Institutionen för kulturantropologi och etnologi

Doing fieldwork

Most master students in cultural anthropology will do a few months of fieldwork during their first year in order to collect empirical material for their thesis. Students can do fieldwork all over the world and are particularly encouraged to explore cooperation with research staff at the department. 

Tomioka-Hachimanguu, photo by Juno Crown

Juno Crown was employed as a shrine maiden in order to do collect material for her master thesis in cultural anthropology

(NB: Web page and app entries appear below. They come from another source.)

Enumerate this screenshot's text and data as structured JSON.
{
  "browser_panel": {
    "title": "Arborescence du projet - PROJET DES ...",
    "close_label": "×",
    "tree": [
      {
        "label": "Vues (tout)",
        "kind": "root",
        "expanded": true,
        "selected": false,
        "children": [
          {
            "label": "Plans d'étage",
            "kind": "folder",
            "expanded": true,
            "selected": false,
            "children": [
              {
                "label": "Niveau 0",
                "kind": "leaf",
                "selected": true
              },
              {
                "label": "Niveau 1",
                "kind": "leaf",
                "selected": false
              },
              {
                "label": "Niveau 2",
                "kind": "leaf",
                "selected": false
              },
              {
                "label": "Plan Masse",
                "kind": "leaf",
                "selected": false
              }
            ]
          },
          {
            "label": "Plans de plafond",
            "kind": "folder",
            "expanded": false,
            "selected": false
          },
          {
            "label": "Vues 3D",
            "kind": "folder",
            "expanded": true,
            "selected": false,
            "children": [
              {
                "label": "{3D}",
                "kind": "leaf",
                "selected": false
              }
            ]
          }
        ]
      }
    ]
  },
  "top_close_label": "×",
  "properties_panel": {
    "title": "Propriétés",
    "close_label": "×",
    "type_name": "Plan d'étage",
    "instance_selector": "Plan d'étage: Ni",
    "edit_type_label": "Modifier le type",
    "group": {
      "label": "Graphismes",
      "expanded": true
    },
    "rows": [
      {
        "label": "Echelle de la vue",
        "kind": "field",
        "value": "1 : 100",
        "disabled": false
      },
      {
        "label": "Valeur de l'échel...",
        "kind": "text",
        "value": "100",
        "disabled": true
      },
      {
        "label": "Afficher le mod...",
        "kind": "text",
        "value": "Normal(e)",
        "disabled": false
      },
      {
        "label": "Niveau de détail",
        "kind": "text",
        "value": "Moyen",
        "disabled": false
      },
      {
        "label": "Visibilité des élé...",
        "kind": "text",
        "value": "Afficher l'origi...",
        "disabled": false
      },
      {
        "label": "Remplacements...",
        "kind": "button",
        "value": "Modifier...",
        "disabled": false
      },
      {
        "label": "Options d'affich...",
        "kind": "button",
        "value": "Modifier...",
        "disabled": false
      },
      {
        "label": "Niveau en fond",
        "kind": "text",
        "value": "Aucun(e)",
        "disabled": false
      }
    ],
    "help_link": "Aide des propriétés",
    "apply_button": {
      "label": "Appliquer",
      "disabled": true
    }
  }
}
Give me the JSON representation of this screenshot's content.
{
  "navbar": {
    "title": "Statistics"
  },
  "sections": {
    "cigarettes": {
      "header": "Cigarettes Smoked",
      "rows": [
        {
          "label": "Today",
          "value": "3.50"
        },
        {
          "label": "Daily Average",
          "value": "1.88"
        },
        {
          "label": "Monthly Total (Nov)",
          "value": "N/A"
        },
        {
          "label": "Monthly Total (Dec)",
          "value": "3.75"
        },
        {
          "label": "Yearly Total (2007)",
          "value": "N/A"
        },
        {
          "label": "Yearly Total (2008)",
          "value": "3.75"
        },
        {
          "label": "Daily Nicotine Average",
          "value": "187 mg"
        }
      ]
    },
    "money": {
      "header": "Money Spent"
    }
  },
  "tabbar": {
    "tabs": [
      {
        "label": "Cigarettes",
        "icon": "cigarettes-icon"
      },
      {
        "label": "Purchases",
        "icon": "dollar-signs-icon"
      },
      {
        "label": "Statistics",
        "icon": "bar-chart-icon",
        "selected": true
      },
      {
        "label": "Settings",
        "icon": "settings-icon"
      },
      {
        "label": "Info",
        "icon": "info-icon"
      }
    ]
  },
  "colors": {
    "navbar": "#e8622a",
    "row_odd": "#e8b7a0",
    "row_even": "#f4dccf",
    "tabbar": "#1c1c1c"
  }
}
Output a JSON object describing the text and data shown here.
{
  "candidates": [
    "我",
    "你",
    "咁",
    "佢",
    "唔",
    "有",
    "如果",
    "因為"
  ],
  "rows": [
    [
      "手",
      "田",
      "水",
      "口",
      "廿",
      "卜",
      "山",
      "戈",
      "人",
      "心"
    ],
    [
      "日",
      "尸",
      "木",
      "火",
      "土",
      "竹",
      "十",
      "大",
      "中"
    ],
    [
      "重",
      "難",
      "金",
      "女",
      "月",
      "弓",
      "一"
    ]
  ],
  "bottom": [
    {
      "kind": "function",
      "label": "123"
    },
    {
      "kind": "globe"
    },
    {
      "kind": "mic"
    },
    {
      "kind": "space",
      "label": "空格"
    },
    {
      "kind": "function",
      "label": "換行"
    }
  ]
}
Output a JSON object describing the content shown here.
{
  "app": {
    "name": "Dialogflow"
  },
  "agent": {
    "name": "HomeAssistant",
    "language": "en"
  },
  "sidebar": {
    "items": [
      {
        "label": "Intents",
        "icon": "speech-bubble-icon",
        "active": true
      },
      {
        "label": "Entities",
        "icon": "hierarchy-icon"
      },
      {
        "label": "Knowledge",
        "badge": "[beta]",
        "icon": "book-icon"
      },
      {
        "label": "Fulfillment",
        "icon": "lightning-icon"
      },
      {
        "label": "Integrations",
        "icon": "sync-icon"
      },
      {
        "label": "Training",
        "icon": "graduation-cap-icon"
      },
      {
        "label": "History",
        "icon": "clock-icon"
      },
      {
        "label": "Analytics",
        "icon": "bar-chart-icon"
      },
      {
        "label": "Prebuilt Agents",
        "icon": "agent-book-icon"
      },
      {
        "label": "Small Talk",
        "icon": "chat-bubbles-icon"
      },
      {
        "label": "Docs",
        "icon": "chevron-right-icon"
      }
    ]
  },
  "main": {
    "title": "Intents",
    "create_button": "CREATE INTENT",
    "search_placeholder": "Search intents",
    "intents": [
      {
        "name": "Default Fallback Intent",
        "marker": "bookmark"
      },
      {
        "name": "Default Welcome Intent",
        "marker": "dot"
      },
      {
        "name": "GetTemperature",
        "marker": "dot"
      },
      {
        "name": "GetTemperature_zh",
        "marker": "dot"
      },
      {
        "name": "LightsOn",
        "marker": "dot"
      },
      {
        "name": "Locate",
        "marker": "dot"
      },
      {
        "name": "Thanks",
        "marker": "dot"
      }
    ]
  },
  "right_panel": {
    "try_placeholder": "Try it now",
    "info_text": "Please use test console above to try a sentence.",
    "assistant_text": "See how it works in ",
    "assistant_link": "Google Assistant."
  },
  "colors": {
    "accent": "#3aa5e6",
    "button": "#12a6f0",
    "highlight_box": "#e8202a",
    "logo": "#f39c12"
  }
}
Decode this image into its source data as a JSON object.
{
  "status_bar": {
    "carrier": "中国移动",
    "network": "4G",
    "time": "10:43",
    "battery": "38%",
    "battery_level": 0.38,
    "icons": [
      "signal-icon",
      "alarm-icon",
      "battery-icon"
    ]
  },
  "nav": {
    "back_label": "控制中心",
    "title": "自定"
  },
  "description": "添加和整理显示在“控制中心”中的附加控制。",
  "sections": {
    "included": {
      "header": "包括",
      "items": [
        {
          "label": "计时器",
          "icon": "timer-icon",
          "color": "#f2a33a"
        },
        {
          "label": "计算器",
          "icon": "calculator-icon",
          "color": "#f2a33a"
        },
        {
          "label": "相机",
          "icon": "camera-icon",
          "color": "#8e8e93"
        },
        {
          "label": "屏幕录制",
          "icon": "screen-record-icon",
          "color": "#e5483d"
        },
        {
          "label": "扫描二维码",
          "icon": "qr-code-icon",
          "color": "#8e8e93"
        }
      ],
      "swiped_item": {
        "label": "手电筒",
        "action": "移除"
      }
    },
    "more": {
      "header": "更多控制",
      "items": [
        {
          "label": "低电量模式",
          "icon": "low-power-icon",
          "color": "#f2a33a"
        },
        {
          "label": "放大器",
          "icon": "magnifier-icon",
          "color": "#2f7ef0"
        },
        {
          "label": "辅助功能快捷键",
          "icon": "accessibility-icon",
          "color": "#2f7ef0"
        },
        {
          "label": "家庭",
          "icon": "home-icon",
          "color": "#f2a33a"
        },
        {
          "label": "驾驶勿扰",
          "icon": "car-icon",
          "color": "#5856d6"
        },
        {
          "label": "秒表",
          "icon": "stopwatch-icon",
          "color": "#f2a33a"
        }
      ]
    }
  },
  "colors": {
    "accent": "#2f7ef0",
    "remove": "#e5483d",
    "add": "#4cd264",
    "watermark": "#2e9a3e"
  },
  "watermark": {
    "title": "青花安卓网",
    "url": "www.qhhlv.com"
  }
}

To research my thesis statement: How the functions of Japanese Miko, a shrine maiden in Shinto religion, represent gender politics and gender normativity in modern Japanese society, I conducted a three-month-long fieldwork in Tokyo, Japan from November 2016 to February 2017. Every year, popular shrines throughout the country employ a few dozen young females to work as Miko for their peak season, from December 31st to mid January. The criteria for the position are, as stated in most shrines ads, to be a healthy young female student, who has long and black straight hair.  After making some minor alterations in my appearance to fit the qualifications, and applying to three different shrines, I got a job offer from one of the largest shrines in Tokyo: Tomioka-Hachimanguu, a 400 year old shrine that hires 70 to 80 Miko every year during the New Year holiday.  For all first timer Miko, the shrine held a mandatory training day where full-time Miko and other priests taught us how to wear the Miko uniform, the history of the shrine, religious background, how to behave during the shifts and most importantly, purified and exorcised us at the main shrine, and showed the gods we were going to serve them during the New Year holiday. I began my work as a Miko on the night of December 31st, and continued to work for 5 more days in January. My section that I was positioned was called the West Tent, where roughly 20 of us sold amulets, lucky charms, and other sacred goods to shrine visitors. After my service as a Miko ended, I conducted a few semi-structured interviews with three of my co-workers that I met during my time at the shrine, and a shrine employee, who works at a smaller shrine in Tokyo. I also continued to collect data by conducting participant-observation and visual ethnography at shrines throughout Tokyo, and used social media platforms such as Twitter and official blogs to conclude my fieldwork with an cyber-ethnography.

Juno Crown